▶ Work to be completed
Each line that has the string "kamu" must be copied from the records below.

▶ Excerpted data
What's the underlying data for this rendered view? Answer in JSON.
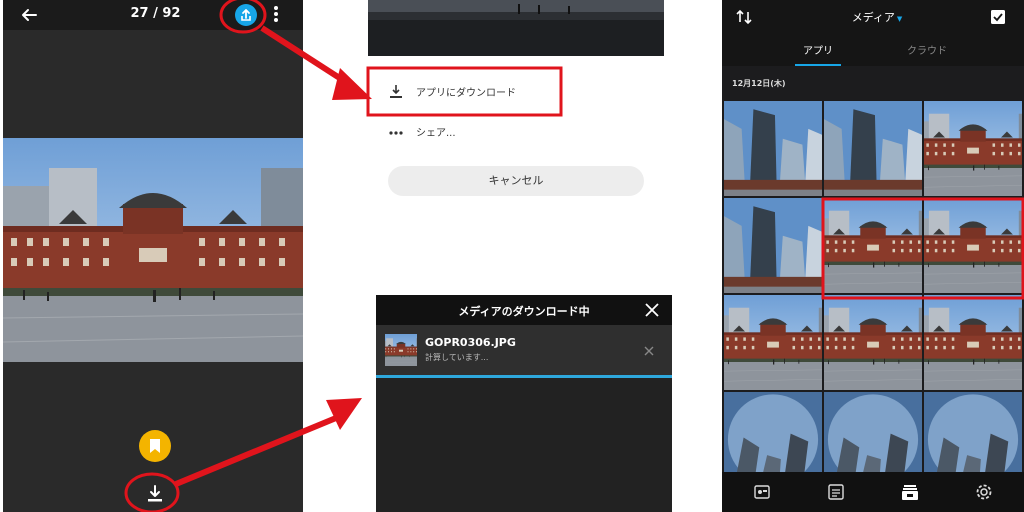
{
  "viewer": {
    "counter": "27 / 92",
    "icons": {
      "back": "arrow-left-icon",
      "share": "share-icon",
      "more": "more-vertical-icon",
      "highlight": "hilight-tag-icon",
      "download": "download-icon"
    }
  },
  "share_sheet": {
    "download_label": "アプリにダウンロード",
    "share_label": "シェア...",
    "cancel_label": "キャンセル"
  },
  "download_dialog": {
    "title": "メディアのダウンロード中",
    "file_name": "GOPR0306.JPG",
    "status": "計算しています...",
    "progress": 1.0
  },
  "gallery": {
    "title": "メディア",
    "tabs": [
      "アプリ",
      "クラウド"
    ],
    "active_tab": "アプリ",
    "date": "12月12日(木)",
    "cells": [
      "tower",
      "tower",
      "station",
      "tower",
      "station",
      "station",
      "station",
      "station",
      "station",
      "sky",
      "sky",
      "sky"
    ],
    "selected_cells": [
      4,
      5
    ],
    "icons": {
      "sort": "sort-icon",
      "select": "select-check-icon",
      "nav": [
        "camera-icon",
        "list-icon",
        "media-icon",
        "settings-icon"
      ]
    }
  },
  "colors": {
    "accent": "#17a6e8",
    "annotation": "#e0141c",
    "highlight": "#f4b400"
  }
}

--

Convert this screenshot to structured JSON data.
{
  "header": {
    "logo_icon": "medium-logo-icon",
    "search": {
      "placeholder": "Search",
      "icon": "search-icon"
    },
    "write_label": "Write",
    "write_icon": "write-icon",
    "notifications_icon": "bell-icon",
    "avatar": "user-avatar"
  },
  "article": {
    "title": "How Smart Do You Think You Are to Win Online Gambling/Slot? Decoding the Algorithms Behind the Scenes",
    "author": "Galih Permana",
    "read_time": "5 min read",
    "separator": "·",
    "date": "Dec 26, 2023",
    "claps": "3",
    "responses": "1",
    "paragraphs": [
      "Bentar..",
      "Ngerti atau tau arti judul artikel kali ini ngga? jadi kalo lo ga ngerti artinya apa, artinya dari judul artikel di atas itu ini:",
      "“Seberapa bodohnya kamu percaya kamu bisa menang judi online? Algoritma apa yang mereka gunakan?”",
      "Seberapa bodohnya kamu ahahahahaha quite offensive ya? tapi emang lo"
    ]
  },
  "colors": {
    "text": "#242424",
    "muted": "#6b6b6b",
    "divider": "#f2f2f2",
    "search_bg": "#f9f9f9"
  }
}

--

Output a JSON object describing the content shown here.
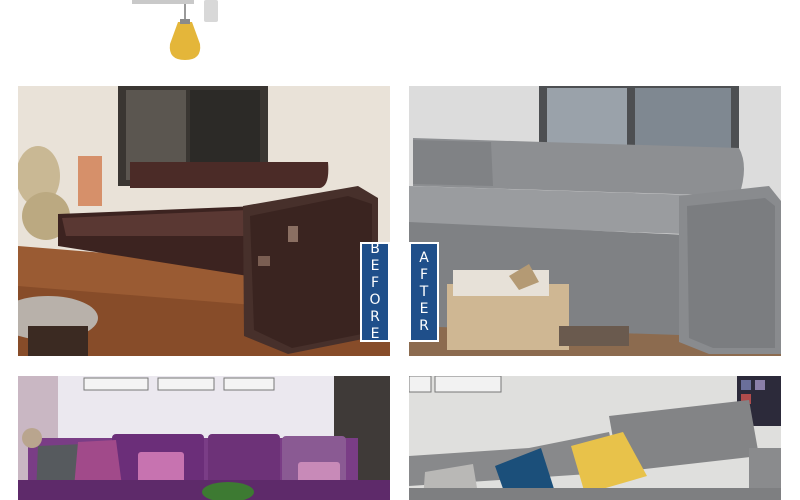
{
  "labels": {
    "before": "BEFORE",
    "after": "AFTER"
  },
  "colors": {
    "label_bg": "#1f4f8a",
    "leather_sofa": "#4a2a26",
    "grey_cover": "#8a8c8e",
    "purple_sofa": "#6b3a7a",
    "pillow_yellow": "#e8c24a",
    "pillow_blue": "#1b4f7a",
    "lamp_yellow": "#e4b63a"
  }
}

▶ Response
      "“Seberapa bodohnya kamu percaya kamu bisa menang judi online? Algoritma apa yang mereka gunakan?”",
      "Seberapa bodohnya kamu ahahahahaha quite offensive ya? tapi emang lo"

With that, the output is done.